In the kaleidiscope of pro-intact, anti-circumcision activism, or intactivism, the opportunities to influence the debate, the community and the parents of the children we are trying to protect are varied and straightforward. However, there can be perils, too.
Whenever one of the many groups who plan and stage protests, actions and initiatives steps out on its own without consulting either its vested members or the wider community who may support it, it runs the risk of losing support and participation – not to mention credibility. Simply doing something (as opposed to nothing) doesn’t mean all that much unless it is thoughtful, considered and planned smartly. There are ways to do this efficiently. There are ways to make stuff happen sooner rather than later. But the planning and consultation phase to assess impact (internal and external) of any action cannot be skipped.
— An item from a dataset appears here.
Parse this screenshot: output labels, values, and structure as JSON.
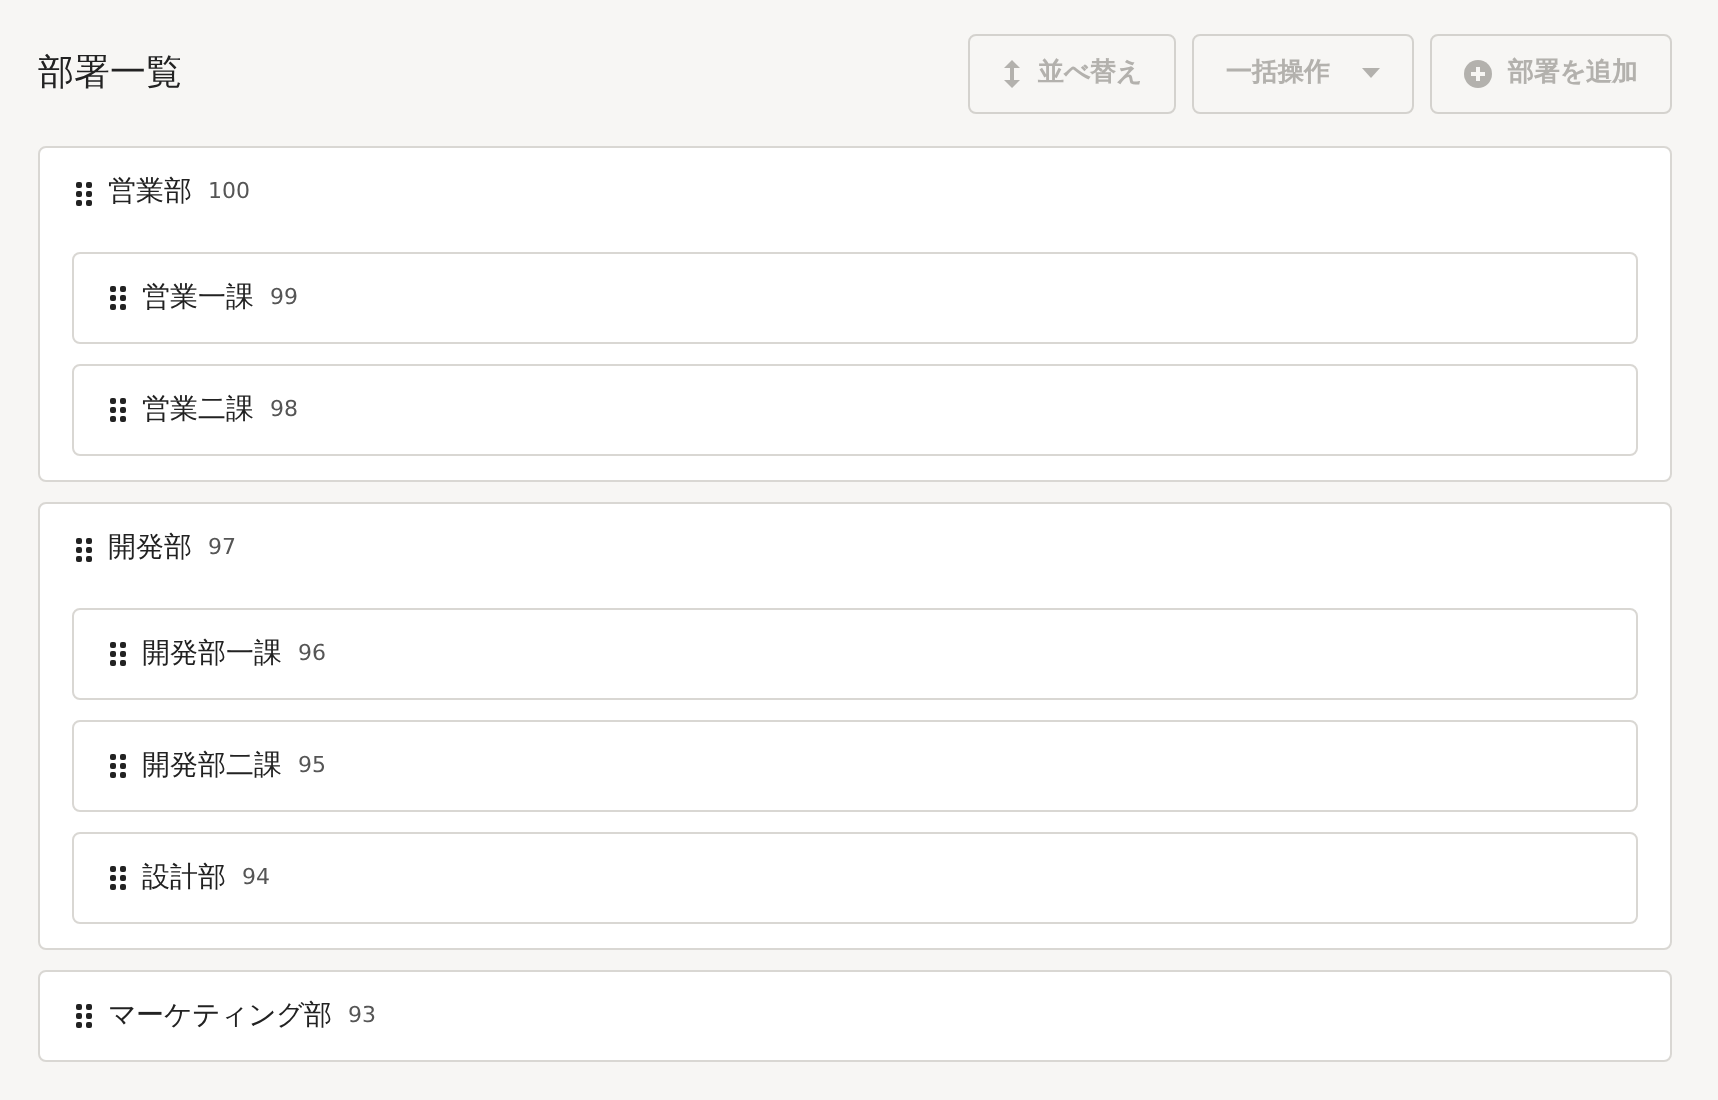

It is with these principles as a backdrop that I have withdrawn from the work of the Bay Area Intactivists. The group does not work smartly, but operates from a place of rage against the culture that condones circumcision, and anger at the community of opposition who, as they see it, is ineffectual and insufficiently, well, angry. Hence, they do things without consultation or considered preparation and planning.
It’s important to take the long view at certain stages. It is also important to seize the moment. But it is unquestionably important to have all the troops on board whenever the moment comes to carry out that long-planned, carefully orchestrated effort, like getting new laws on the books, or scrambling the membership to carry out a last minute protest, for instance, when a particularly loathsome opponent is in town on short notice.
To the leadership of the [San Francisco] Bay Area Intactivists, I say, also, pick your fights, guys. Don’t be reckless. Above all, don’t overlook your allies in your zealous effort to make a point.